What you need to do:
Reproduce exactly, and nothing but, the lines between the one with "What's the underlying" and the end of the entries, both ends included.

Data under study:
============================================================

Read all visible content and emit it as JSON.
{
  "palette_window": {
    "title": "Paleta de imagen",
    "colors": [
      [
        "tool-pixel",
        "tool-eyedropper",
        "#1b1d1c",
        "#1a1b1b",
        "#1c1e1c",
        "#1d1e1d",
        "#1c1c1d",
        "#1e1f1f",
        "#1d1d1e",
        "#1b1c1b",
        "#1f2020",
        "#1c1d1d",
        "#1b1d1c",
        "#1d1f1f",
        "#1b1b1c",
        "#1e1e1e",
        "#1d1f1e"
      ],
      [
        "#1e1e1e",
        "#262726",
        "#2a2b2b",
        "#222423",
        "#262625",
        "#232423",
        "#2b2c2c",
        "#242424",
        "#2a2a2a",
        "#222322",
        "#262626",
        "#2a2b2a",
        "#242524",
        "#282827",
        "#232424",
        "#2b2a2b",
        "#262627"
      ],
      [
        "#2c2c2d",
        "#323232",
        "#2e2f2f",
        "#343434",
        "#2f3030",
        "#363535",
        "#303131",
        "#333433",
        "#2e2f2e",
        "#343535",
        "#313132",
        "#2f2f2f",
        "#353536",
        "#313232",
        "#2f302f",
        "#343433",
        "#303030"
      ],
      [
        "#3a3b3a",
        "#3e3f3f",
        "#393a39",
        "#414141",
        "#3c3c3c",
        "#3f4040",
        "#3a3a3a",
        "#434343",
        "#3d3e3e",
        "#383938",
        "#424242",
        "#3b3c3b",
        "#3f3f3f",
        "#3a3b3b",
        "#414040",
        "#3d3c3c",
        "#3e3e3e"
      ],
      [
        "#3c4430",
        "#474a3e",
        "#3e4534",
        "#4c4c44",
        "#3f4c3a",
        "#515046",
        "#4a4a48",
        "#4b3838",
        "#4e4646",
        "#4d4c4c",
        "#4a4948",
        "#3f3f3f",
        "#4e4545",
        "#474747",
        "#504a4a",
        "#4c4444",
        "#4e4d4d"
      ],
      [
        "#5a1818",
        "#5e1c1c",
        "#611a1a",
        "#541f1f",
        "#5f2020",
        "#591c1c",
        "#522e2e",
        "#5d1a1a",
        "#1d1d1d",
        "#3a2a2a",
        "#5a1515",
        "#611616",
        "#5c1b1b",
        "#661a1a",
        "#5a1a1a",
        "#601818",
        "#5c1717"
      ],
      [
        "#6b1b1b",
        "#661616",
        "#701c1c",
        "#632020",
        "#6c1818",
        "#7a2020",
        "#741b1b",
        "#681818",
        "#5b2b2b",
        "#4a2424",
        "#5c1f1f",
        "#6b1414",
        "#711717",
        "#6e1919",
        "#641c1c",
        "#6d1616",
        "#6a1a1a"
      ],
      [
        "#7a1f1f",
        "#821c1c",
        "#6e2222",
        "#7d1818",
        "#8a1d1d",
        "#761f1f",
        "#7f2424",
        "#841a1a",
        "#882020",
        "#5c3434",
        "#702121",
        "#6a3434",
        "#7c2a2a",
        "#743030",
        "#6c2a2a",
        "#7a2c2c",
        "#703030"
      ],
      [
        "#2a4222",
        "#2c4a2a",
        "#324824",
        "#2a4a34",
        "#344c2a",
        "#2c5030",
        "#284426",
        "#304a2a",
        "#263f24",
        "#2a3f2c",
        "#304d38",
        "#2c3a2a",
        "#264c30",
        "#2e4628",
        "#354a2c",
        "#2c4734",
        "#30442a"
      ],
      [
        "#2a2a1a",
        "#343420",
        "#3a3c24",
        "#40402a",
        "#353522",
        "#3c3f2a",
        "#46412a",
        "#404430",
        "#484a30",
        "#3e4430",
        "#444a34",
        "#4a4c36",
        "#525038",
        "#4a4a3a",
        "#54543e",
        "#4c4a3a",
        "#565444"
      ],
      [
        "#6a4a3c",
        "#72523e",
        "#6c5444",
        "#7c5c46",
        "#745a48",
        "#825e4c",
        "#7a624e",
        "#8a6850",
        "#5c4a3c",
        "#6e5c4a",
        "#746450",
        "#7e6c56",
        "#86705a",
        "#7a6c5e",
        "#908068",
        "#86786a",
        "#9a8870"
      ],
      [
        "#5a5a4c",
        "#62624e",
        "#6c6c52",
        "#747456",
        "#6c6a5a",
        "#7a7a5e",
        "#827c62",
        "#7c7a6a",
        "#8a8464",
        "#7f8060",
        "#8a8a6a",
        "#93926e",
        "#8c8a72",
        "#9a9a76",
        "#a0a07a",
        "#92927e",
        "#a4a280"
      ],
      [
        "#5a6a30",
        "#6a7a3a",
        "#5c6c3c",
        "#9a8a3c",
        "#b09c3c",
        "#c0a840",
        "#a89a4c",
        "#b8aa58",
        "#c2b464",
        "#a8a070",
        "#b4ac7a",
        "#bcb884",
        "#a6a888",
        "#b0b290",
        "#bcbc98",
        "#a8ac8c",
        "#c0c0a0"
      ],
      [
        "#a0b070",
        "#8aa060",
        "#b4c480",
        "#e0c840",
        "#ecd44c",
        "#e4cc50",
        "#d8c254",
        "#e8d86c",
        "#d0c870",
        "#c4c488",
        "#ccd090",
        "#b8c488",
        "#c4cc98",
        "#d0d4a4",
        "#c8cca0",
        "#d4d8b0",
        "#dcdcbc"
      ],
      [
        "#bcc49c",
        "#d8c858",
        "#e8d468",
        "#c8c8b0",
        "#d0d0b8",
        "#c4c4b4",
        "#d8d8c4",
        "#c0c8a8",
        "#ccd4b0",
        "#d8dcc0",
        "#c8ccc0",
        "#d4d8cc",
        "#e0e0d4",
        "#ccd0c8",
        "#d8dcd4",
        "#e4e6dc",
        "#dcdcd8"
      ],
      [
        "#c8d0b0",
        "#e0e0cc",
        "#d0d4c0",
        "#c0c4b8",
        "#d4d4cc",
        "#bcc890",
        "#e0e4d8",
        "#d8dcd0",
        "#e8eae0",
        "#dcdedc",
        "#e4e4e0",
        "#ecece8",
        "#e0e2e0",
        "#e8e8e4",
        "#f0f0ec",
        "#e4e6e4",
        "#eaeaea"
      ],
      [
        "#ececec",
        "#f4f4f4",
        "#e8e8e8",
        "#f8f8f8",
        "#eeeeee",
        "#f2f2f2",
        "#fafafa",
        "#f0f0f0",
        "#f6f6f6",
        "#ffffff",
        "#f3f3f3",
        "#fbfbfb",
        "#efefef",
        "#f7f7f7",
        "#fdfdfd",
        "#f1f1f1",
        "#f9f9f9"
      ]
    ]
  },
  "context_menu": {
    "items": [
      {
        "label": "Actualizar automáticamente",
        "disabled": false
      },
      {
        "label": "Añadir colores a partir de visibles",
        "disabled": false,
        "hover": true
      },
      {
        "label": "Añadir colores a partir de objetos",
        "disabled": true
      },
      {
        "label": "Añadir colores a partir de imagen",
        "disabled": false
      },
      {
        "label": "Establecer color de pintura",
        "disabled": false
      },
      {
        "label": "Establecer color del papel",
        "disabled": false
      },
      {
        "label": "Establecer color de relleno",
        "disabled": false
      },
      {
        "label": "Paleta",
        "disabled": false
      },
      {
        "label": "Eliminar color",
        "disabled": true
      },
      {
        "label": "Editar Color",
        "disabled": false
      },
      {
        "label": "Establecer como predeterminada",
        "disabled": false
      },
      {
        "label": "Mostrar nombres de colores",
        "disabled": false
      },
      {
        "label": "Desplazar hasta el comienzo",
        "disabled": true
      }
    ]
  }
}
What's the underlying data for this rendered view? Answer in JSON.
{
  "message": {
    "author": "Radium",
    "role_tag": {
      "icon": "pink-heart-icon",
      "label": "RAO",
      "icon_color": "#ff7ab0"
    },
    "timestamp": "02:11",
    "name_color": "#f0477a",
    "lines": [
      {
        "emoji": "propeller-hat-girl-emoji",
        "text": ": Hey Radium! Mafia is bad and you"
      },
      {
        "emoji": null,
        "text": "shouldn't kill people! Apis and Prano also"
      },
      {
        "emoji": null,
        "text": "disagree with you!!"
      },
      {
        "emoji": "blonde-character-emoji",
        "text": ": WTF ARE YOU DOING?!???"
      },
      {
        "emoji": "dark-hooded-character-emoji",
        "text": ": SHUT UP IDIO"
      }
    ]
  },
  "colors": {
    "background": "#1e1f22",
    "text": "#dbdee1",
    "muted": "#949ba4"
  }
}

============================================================

Written solution:
What's the underlying data for this rendered view? Answer in JSON.
{
  "message": {
    "author": "Radium",
    "role_tag": {
      "icon": "pink-heart-icon",
      "label": "RAO",
      "icon_color": "#ff7ab0"
    },
    "timestamp": "02:11",
    "name_color": "#f0477a",
    "lines": [
      {
        "emoji": "propeller-hat-girl-emoji",
        "text": ": Hey Radium! Mafia is bad and you"
      },
      {
        "emoji": null,
        "text": "shouldn't kill people! Apis and Prano also"
      },
      {
        "emoji": null,
        "text": "disagree with you!!"
      },
      {
        "emoji": "blonde-character-emoji",
        "text": ": WTF ARE YOU DOING?!???"
      },
      {
        "emoji": "dark-hooded-character-emoji",
        "text": ": SHUT UP IDIO"
      }
    ]
  },
  "colors": {
    "background": "#1e1f22",
    "text": "#dbdee1",
    "muted": "#949ba4"
  }
}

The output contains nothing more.